By the time Annie takes the C pill in Ceci N’est Pas Une Drill – the seventh episode – she is ready to tackle her trauma head-on. This time, we head into a medieval, Lord of The Rings-style reflection, where Ellie is an Elven princess and Annie is a ranger “Blurred by drink and greed.” These characterisations demonstrate Annie’s unhealthy coping mechanisms and her newfound recognition of them, as well as her tendency to put her sister on a pedestal — both of which are inherent traits of BPD. After almost being trapped in a vegetative state by the experiment’s grieving supercomputer — one of the series’ more abstract conceptions of mental illness — Annie escapes, and in the penultimate episode Utangatta speaks to her sister for the last time.
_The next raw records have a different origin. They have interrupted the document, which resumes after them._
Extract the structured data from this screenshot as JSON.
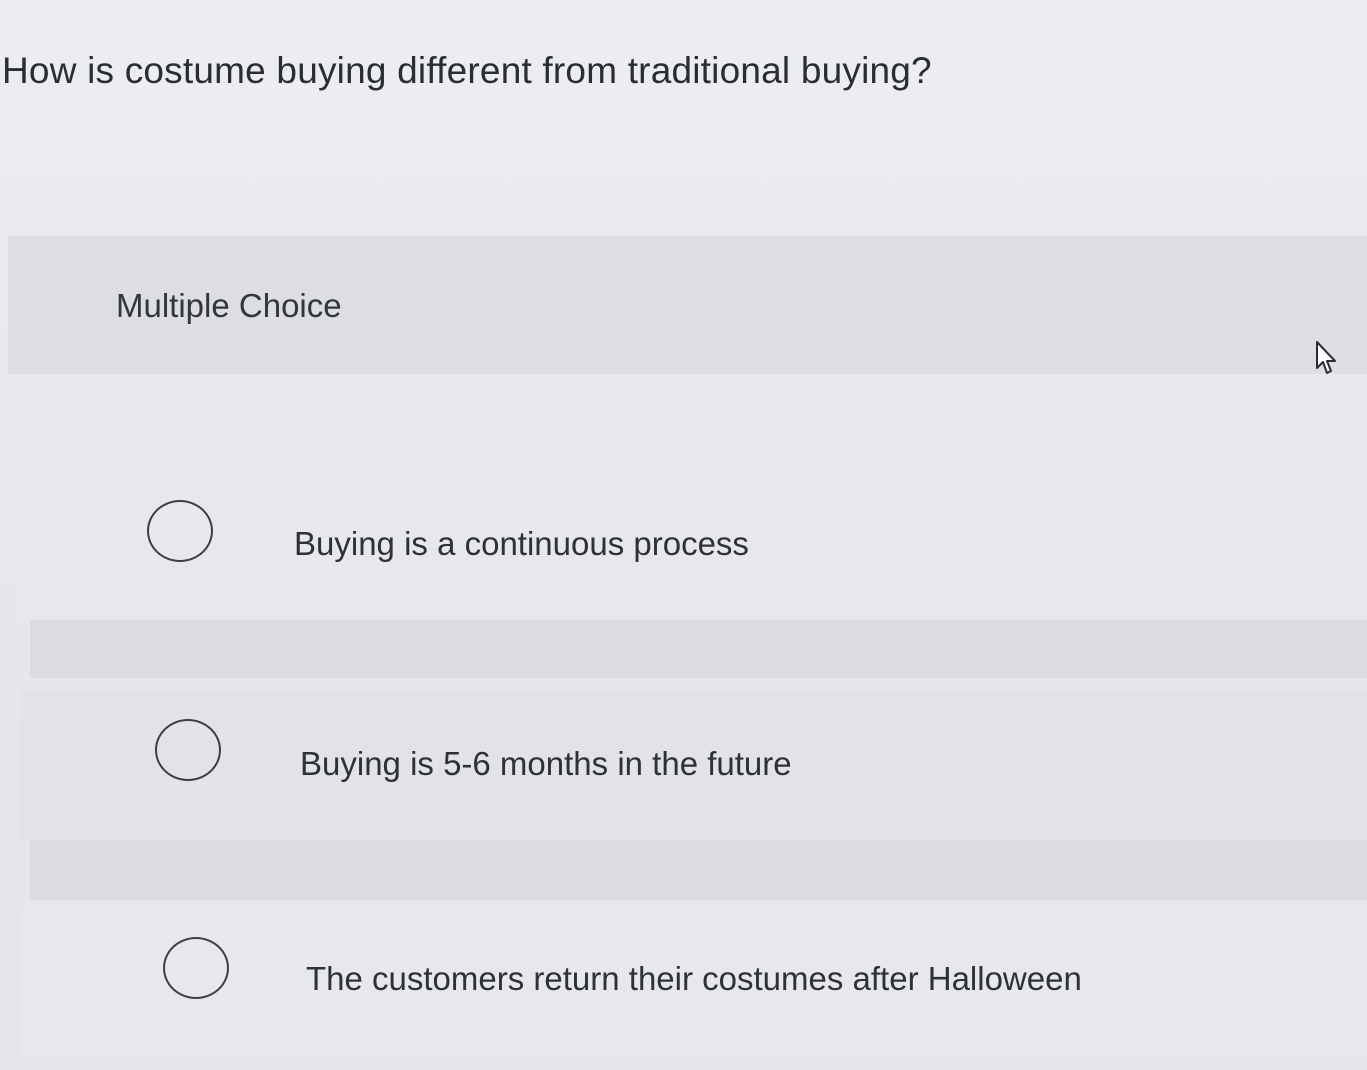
{
  "question": {
    "text": "How is costume buying different from traditional buying?"
  },
  "quiz": {
    "type_label": "Multiple Choice",
    "options": [
      {
        "label": "Buying is a continuous process",
        "selected": false
      },
      {
        "label": "Buying is 5-6 months in the future",
        "selected": false
      },
      {
        "label": "The customers return their costumes after Halloween",
        "selected": false
      }
    ]
  },
  "icons": {
    "pointer": "mouse-pointer-icon",
    "radio": "radio-button-icon"
  }
}
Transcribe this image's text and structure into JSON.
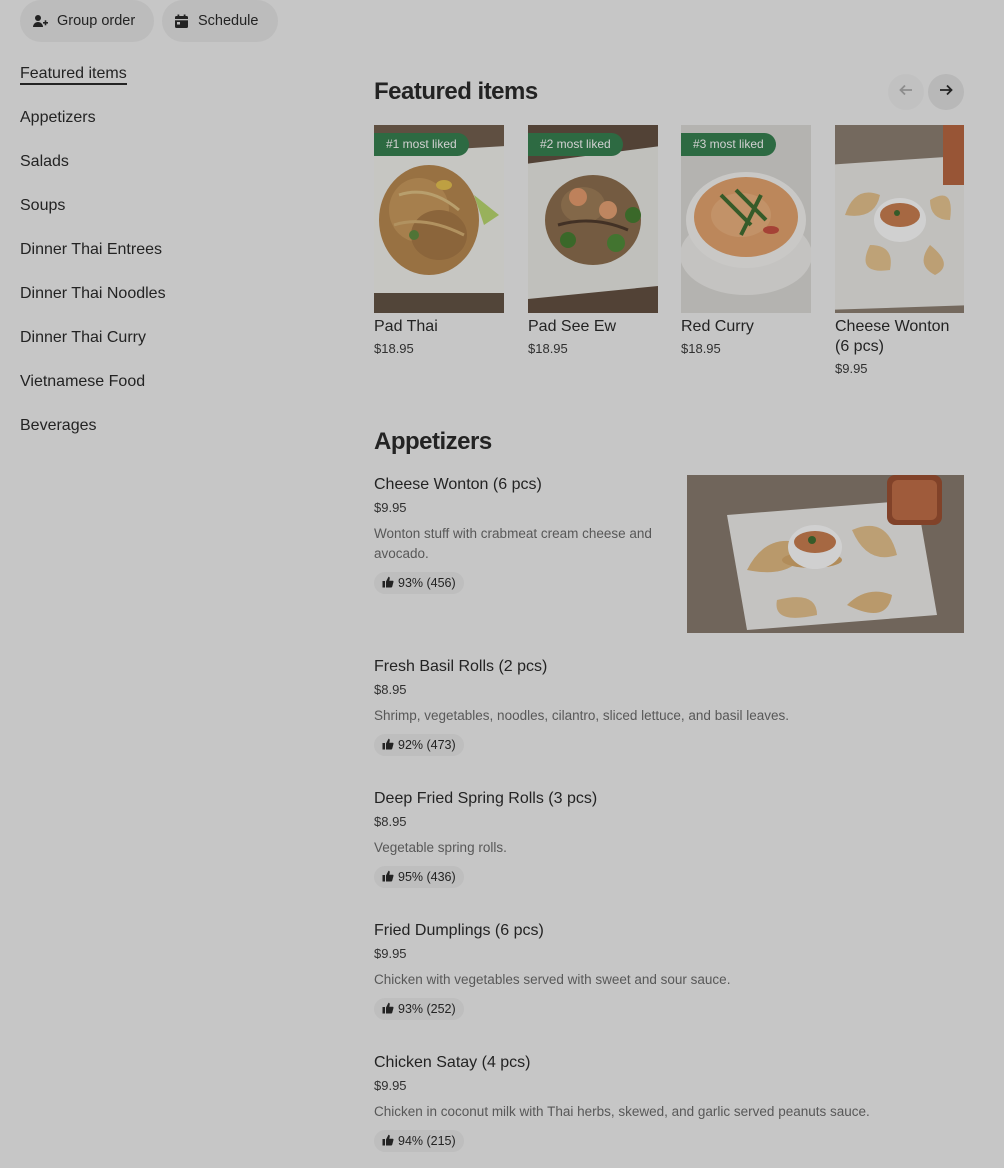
{
  "top": {
    "group_order_label": "Group order",
    "schedule_label": "Schedule"
  },
  "sidebar": {
    "items": [
      {
        "label": "Featured items"
      },
      {
        "label": "Appetizers"
      },
      {
        "label": "Salads"
      },
      {
        "label": "Soups"
      },
      {
        "label": "Dinner Thai Entrees"
      },
      {
        "label": "Dinner Thai Noodles"
      },
      {
        "label": "Dinner Thai Curry"
      },
      {
        "label": "Vietnamese Food"
      },
      {
        "label": "Beverages"
      }
    ]
  },
  "featured": {
    "title": "Featured items",
    "cards": [
      {
        "badge": "#1 most liked",
        "name": "Pad Thai",
        "price": "$18.95"
      },
      {
        "badge": "#2 most liked",
        "name": "Pad See Ew",
        "price": "$18.95"
      },
      {
        "badge": "#3 most liked",
        "name": "Red Curry",
        "price": "$18.95"
      },
      {
        "badge": "",
        "name": "Cheese Wonton (6 pcs)",
        "price": "$9.95"
      }
    ]
  },
  "appetizers": {
    "title": "Appetizers",
    "items": [
      {
        "name": "Cheese Wonton (6 pcs)",
        "price": "$9.95",
        "desc": "Wonton stuff with crabmeat cream cheese and avocado.",
        "rating": "93% (456)"
      },
      {
        "name": "Fresh Basil Rolls (2 pcs)",
        "price": "$8.95",
        "desc": "Shrimp, vegetables, noodles, cilantro, sliced lettuce, and basil leaves.",
        "rating": "92% (473)"
      },
      {
        "name": "Deep Fried Spring Rolls (3 pcs)",
        "price": "$8.95",
        "desc": "Vegetable spring rolls.",
        "rating": "95% (436)"
      },
      {
        "name": "Fried Dumplings (6 pcs)",
        "price": "$9.95",
        "desc": "Chicken with vegetables served with sweet and sour sauce.",
        "rating": "93% (252)"
      },
      {
        "name": "Chicken Satay (4 pcs)",
        "price": "$9.95",
        "desc": "Chicken in coconut milk with Thai herbs, skewed, and garlic served peanuts sauce.",
        "rating": "94% (215)"
      }
    ]
  },
  "colors": {
    "badge_green": "#2f7d4a",
    "page_bg": "#f2f2f2",
    "pill_bg": "#e6e6e6"
  }
}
She apologises and can finally let go of the guilt she has harboured for so long, “I’m sorry I was drunk at your funeral”, she cries, ”and I’m sorry I was so awful to you at the motel.” Coming to terms with the more challenging parts of her diagnosis — her tendency to split, to erupt with anger and her disorganised attachment style — and working on them without returning to a cycle of self-loathing, is a crucial part of recovery, and reminiscent of the skills learnt in DBT. It’s refreshing to see someone grow in self-awareness so much, from using relationships to manipulate her way into the trial at the show’s beginning, to developing connections that are empathetic and emotionally fulfilling. Annie continues these relationships in Option C, the final episode , reconciling with her dad and maintaining her friendship with Owen.

In contrast to its visual and narrative absurdity, Maniac serves as a refreshing dose of reality for those of us with BPD. We see for the first time a protagonist with the condition who is neither demonised nor romanticised and whose illness — despite dominating her relationships and causing her a great deal of pain — does not minimise her personality. Maniac’s writers have ensured that Annie’s character is fully fleshed out; she is empathetic, loyal, intelligent, funny, and so much more. Owen’s schizophrenia is explored too in a sensitive and informative way that is more than deserving of a separate analysis. There is a real sense here that Maniac’s writers are breaking boundaries by deliberately focusing on highly stigmatised conditions, which director Cary Fukunaga admits to wanting to do here in an interview with Bustle.

Image courtesy of Netflix

Depictions of Borderline Personality Disorder are rarely one-size-fits-all — we can best understand the condition as more of an umbrella term that encompasses a variety of different experiences. While I and some Reddit users have found this portrayal accurate, others might not — and that’s ok. Watching the series for a second time with post-therapy eyes admittedly gave me a different lease on it, one far more critical of Annie after having spotted unhealthy coping mechanisms in myself.

I’m reminded of a Baruch Spinoza quote Annie’s dad says to her at the beginning of the show: “All things excellent are as difficult as they are rare”. Maniac is all of these. It is entirely excellent, difficult in parts and so preciously rare. It provides many of us with Borderline Personality Disorder with the Option C we’ve been aching for all along.